---------- SOURCE DATA ----------

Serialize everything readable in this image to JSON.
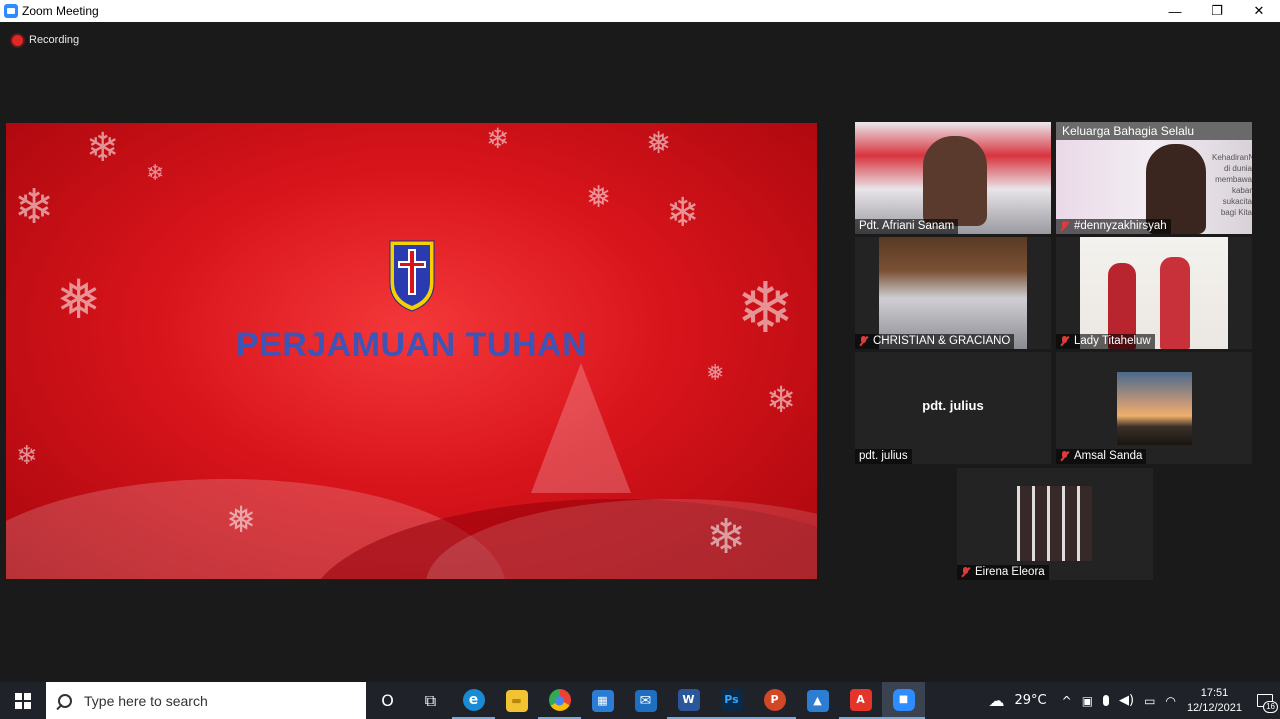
{
  "window": {
    "title": "Zoom Meeting",
    "minimize": "—",
    "restore": "❐",
    "close": "✕"
  },
  "meeting": {
    "recording_label": "Recording",
    "share": {
      "slide_title": "PERJAMUAN TUHAN"
    },
    "participants": [
      {
        "name": "Pdt. Afriani Sanam",
        "muted": false,
        "active_speaker": true
      },
      {
        "name": "#dennyzakhirsyah",
        "muted": true,
        "overlay_text": "Keluarga Bahagia Selalu",
        "side_text": "KehadiranNya di dunia membawa kabar sukacita bagi Kita"
      },
      {
        "name": "CHRISTIAN & GRACIANO",
        "muted": true
      },
      {
        "name": "Lady Titaheluw",
        "muted": true
      },
      {
        "name": "pdt. julius",
        "muted": false,
        "display_name": "pdt. julius"
      },
      {
        "name": "Amsal Sanda",
        "muted": true
      },
      {
        "name": "Eirena Eleora",
        "muted": true
      }
    ]
  },
  "taskbar": {
    "search_placeholder": "Type here to search",
    "apps": [
      {
        "icon": "cortana-icon",
        "label": "O"
      },
      {
        "icon": "task-view-icon",
        "label": "⧉"
      },
      {
        "icon": "edge-icon",
        "label": "e",
        "color": "#1a8ad4"
      },
      {
        "icon": "file-explorer-icon",
        "label": "▬",
        "color": "#f1c232"
      },
      {
        "icon": "chrome-icon",
        "label": "●",
        "color": "#34a853"
      },
      {
        "icon": "store-icon",
        "label": "▦",
        "color": "#2b7cd3"
      },
      {
        "icon": "mail-icon",
        "label": "✉",
        "color": "#1f6fc1"
      },
      {
        "icon": "word-icon",
        "label": "W",
        "color": "#2b579a"
      },
      {
        "icon": "photoshop-icon",
        "label": "Ps",
        "color": "#0b2a4a"
      },
      {
        "icon": "powerpoint-icon",
        "label": "P",
        "color": "#d24726"
      },
      {
        "icon": "photos-icon",
        "label": "▲",
        "color": "#2d7dd2"
      },
      {
        "icon": "acrobat-icon",
        "label": "A",
        "color": "#e5352b"
      },
      {
        "icon": "zoom-icon",
        "label": "■",
        "color": "#2d8cff"
      }
    ],
    "tray": {
      "weather_icon": "cloud-rain-icon",
      "temperature": "29°C",
      "chevron": "^",
      "meet_now": "▣",
      "mic": "🎤",
      "volume": "🔊",
      "battery": "▭",
      "wifi": "◠",
      "time": "17:51",
      "date": "12/12/2021",
      "notification_count": "16"
    }
  }
}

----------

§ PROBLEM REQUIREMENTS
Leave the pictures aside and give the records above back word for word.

§ WRITTEN ANSWER
Serialize everything readable in this image to JSON.
{
  "window": {
    "title": "Zoom Meeting",
    "minimize": "—",
    "restore": "❐",
    "close": "✕"
  },
  "meeting": {
    "recording_label": "Recording",
    "share": {
      "slide_title": "PERJAMUAN TUHAN"
    },
    "participants": [
      {
        "name": "Pdt. Afriani Sanam",
        "muted": false,
        "active_speaker": true
      },
      {
        "name": "#dennyzakhirsyah",
        "muted": true,
        "overlay_text": "Keluarga Bahagia Selalu",
        "side_text": "KehadiranNya di dunia membawa kabar sukacita bagi Kita"
      },
      {
        "name": "CHRISTIAN & GRACIANO",
        "muted": true
      },
      {
        "name": "Lady Titaheluw",
        "muted": true
      },
      {
        "name": "pdt. julius",
        "muted": false,
        "display_name": "pdt. julius"
      },
      {
        "name": "Amsal Sanda",
        "muted": true
      },
      {
        "name": "Eirena Eleora",
        "muted": true
      }
    ]
  },
  "taskbar": {
    "search_placeholder": "Type here to search",
    "apps": [
      {
        "icon": "cortana-icon",
        "label": "O"
      },
      {
        "icon": "task-view-icon",
        "label": "⧉"
      },
      {
        "icon": "edge-icon",
        "label": "e",
        "color": "#1a8ad4"
      },
      {
        "icon": "file-explorer-icon",
        "label": "▬",
        "color": "#f1c232"
      },
      {
        "icon": "chrome-icon",
        "label": "●",
        "color": "#34a853"
      },
      {
        "icon": "store-icon",
        "label": "▦",
        "color": "#2b7cd3"
      },
      {
        "icon": "mail-icon",
        "label": "✉",
        "color": "#1f6fc1"
      },
      {
        "icon": "word-icon",
        "label": "W",
        "color": "#2b579a"
      },
      {
        "icon": "photoshop-icon",
        "label": "Ps",
        "color": "#0b2a4a"
      },
      {
        "icon": "powerpoint-icon",
        "label": "P",
        "color": "#d24726"
      },
      {
        "icon": "photos-icon",
        "label": "▲",
        "color": "#2d7dd2"
      },
      {
        "icon": "acrobat-icon",
        "label": "A",
        "color": "#e5352b"
      },
      {
        "icon": "zoom-icon",
        "label": "■",
        "color": "#2d8cff"
      }
    ],
    "tray": {
      "weather_icon": "cloud-rain-icon",
      "temperature": "29°C",
      "chevron": "^",
      "meet_now": "▣",
      "mic": "🎤",
      "volume": "🔊",
      "battery": "▭",
      "wifi": "◠",
      "time": "17:51",
      "date": "12/12/2021",
      "notification_count": "16"
    }
  }
}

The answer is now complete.